The removal of the Dzerzhinsky statue also had a profound impact on the walker's relationship to the square. Strategies of walking, Michel De Certeau argues, can be compared to various stylistic figures, asyndeton among them. Related to synecdoche, which 'names a part instead of a whole which includes it' ('sail' is taken for 'ship'), asyndeton suppresses, 'linking words such as conjunctions and adverbs, either within the sentence or between sentences' (De Certeau 1988: 100). Applied to walking, asyndeton 'selects and fragments the space traversed; it skips over links and whole parts that it omits' (De Certeau 1988: 101). Illustrating this, De Certeau writes that his friend from Sévres tends to 'drift, when he is in Paris, toward the rue des Saints-Péres and the rue de Sévres, even though he is going to see his mother in another part of town' (De Certeau 1988: 104).
Because of its location in the middle of several traffic lanes, the Dzerzhinsky statue itself invited the walker to skip over it. Paradoxically, its imposing size also contributed to this. Contrary to their intended objective, Yampolsky argues, 'monuments rarely become objects of a genuine cult or even admiration'; their high pedestals violate 'the obligatory placement of the object in art at – or slightly above – the passerby's eye level', and, as a result, monuments become 'almost indiscernible from up close' (Yampolsky 1995: 93). In addition, the monument possesses a 'sacral zone', a special area which surrounds it. The transgression of this 'sacral zone' produces shock, and this, in turn, keeps the worshipper at a distance. These transgressions are sometimes invited. For example, the Mamai burial mound in Stalingrad by Evgeny Vuchetich, the sculptor of the Dzerzhinsky statue, was designed to place the visitor in a 'traumatic proximity' with its immense statues (Yampolsky 1995: 94).

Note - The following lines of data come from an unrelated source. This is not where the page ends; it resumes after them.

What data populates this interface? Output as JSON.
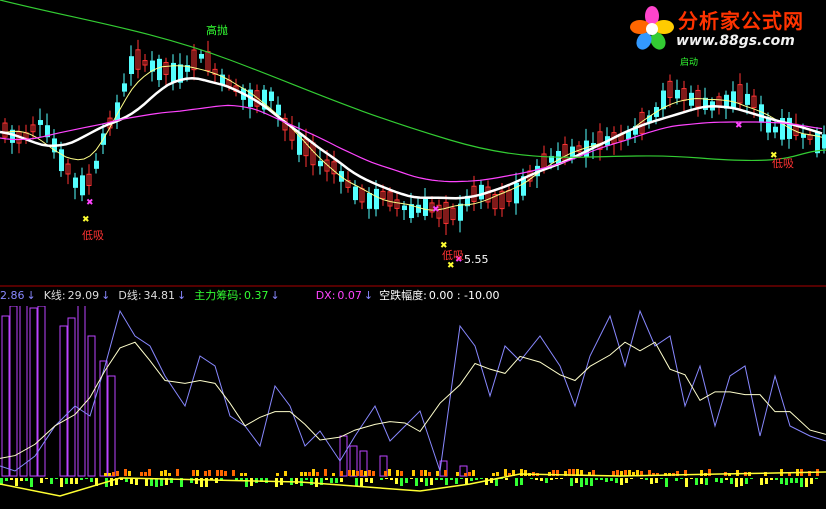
{
  "annotations": {
    "high_sell": "高抛",
    "low_buy_1": "低吸",
    "low_buy_2": "低吸",
    "low_buy_3": "低吸",
    "start": "启动",
    "price_low": "5.55"
  },
  "logo": {
    "title": "分析家公式网",
    "url": "www.88gs.com"
  },
  "indicator": {
    "first_value": "2.86",
    "k_label": "K线:",
    "k_value": "29.09",
    "d_label": "D线:",
    "d_value": "34.81",
    "chip_label": "主力筹码:",
    "chip_value": "0.37",
    "dx_label": "DX:",
    "dx_value": "0.07",
    "drop_label": "空跌幅度:",
    "drop_values": "0.00 : -10.00",
    "arrow": "↓"
  },
  "colors": {
    "up_candle": "#ff3333",
    "down_candle": "#54ffff",
    "ma_white": "#ffffff",
    "ma_magenta": "#ff44ff",
    "ma_green": "#33cc33",
    "ma_yellow": "#ffff88",
    "k_line": "#8888ff",
    "d_line": "#ffffcc",
    "divider": "#aa0000"
  }
}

The Dzerzhinsky statue welcomed no transgressions. Surrounded by traffic lanes on all sides, it was completely fenced in 'by means of the repressive authority of the traffic police' (Yampolsky 1995: 106). Anatoly Gladilin gives a revealing account of the restrictive atmosphere of the Soviet-era Lubyanka in his experimental narrative Repetitsiia v piatnitsu: Povest' i rasskazy/Friday's Rehearsal (1978). He describes how, while passing Lubyanka, one of his characters notices a large car containing an important KGB official. As the car appears on the square, all of the traffic lights at once turn red, and two unsuspecting taxis and a diminutive Zhiguli end up on a sidewalk (Gladilin 1978: 32).